In October and November 2019, the European leadership Network (ELN) and King’s College London (KCL) hosted two workshops with experts and government officials from each of the P5 countries to explore cooperation ahead of the London conference and the NPT Review Conference in 2020. This policy memo captures many of the recommendations deliberated at the workshops.
Missile proliferation is a growing international security concern. Governments and governmentally funded agencies are losing their monopoly on missile technologies. Action is needed. Dr Katarzyna Kubiak calls for global missile regulation and new arms control measures to avoid a new international arms race.
A significant increase in the likelihood of nuclear war could motivate nuclear disarmament and risk reduction efforts. A Global Commission on Military Nuclear Risks is needed to authoritatively assess the trend line in risks and identify high-value mitigation options.
The Task Force on Cooperation in Greater Europe reflects on the challenges of emerging military technologies
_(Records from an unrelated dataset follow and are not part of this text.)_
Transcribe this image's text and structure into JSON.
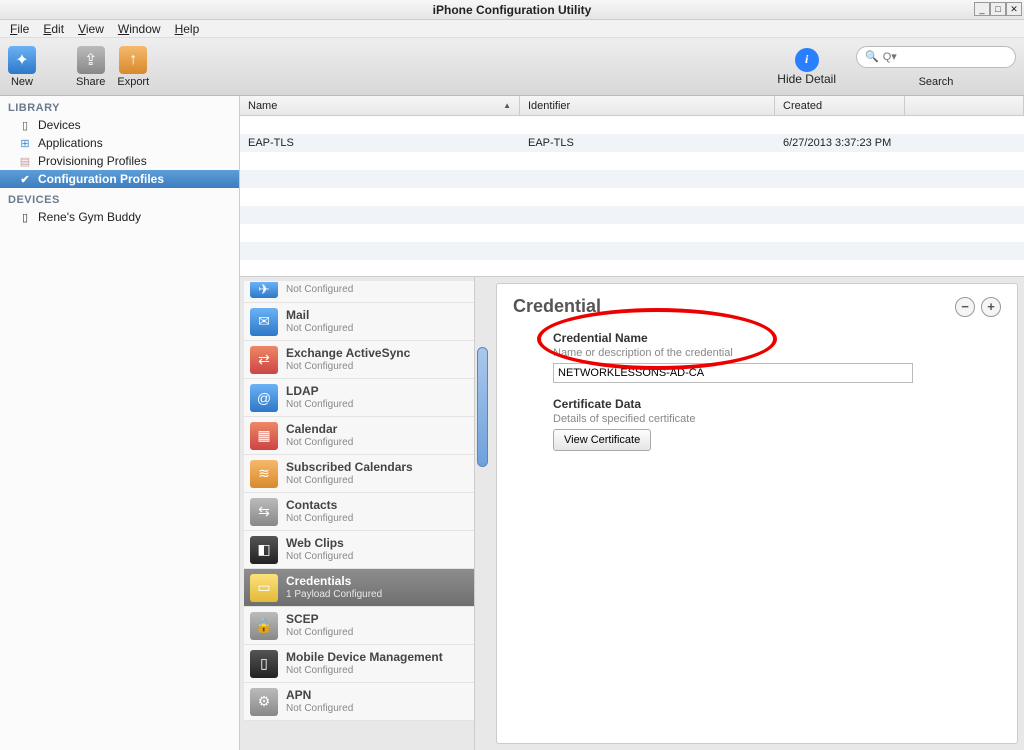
{
  "window": {
    "title": "iPhone Configuration Utility",
    "min": "_",
    "max": "□",
    "close": "✕"
  },
  "menubar": [
    "File",
    "Edit",
    "View",
    "Window",
    "Help"
  ],
  "toolbar": {
    "new": "New",
    "share": "Share",
    "export": "Export",
    "hide_detail": "Hide Detail",
    "search": "Search",
    "search_placeholder": "Q▾"
  },
  "sidebar": {
    "library_header": "LIBRARY",
    "devices_header": "DEVICES",
    "library_items": [
      {
        "label": "Devices",
        "icon": "▯"
      },
      {
        "label": "Applications",
        "icon": "⊞"
      },
      {
        "label": "Provisioning Profiles",
        "icon": "▤"
      },
      {
        "label": "Configuration Profiles",
        "icon": "✔"
      }
    ],
    "device_items": [
      {
        "label": "Rene's Gym Buddy",
        "icon": "▯"
      }
    ]
  },
  "table": {
    "columns": {
      "name": "Name",
      "identifier": "Identifier",
      "created": "Created"
    },
    "rows": [
      {
        "name": "EAP-TLS",
        "identifier": "EAP-TLS",
        "created": "6/27/2013 3:37:23 PM"
      }
    ]
  },
  "payloads": {
    "not_configured": "Not Configured",
    "items": [
      {
        "title": "",
        "sub": "Not Configured",
        "icon": "✈",
        "bg": "bg-blue",
        "partial": true
      },
      {
        "title": "Mail",
        "sub": "Not Configured",
        "icon": "✉",
        "bg": "bg-blue"
      },
      {
        "title": "Exchange ActiveSync",
        "sub": "Not Configured",
        "icon": "⇄",
        "bg": "bg-red"
      },
      {
        "title": "LDAP",
        "sub": "Not Configured",
        "icon": "@",
        "bg": "bg-blue"
      },
      {
        "title": "Calendar",
        "sub": "Not Configured",
        "icon": "▦",
        "bg": "bg-red"
      },
      {
        "title": "Subscribed Calendars",
        "sub": "Not Configured",
        "icon": "≋",
        "bg": "bg-orange"
      },
      {
        "title": "Contacts",
        "sub": "Not Configured",
        "icon": "⇆",
        "bg": "bg-gray"
      },
      {
        "title": "Web Clips",
        "sub": "Not Configured",
        "icon": "◧",
        "bg": "bg-dark"
      },
      {
        "title": "Credentials",
        "sub": "1 Payload Configured",
        "icon": "▭",
        "bg": "bg-yellow",
        "selected": true
      },
      {
        "title": "SCEP",
        "sub": "Not Configured",
        "icon": "🔒",
        "bg": "bg-gray"
      },
      {
        "title": "Mobile Device Management",
        "sub": "Not Configured",
        "icon": "▯",
        "bg": "bg-dark"
      },
      {
        "title": "APN",
        "sub": "Not Configured",
        "icon": "⚙",
        "bg": "bg-gray"
      }
    ]
  },
  "detail": {
    "title": "Credential",
    "cred_name_label": "Credential Name",
    "cred_name_help": "Name or description of the credential",
    "cred_name_value": "NETWORKLESSONS-AD-CA",
    "cert_data_label": "Certificate Data",
    "cert_data_help": "Details of specified certificate",
    "view_cert": "View Certificate",
    "minus": "−",
    "plus": "+"
  }
}
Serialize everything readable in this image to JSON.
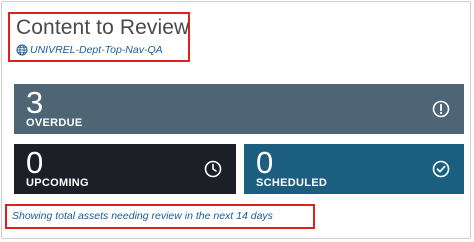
{
  "header": {
    "title": "Content to Review",
    "site_name": "UNIVREL-Dept-Top-Nav-QA",
    "site_icon": "globe-icon"
  },
  "tiles": {
    "overdue": {
      "count": "3",
      "label": "OVERDUE",
      "icon": "exclamation-circle-icon",
      "color": "#4d6575"
    },
    "upcoming": {
      "count": "0",
      "label": "UPCOMING",
      "icon": "clock-icon",
      "color": "#1d1f26"
    },
    "scheduled": {
      "count": "0",
      "label": "SCHEDULED",
      "icon": "check-circle-icon",
      "color": "#1b5e80"
    }
  },
  "footer": {
    "note": "Showing total assets needing review in the next 14 days"
  },
  "colors": {
    "highlight": "#e0201b",
    "link": "#1b5d96",
    "title": "#4a4a4a"
  }
}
The Task Force on Cooperation in Greater Europe presents 12 talking points to consider for future work on emerging military technologies.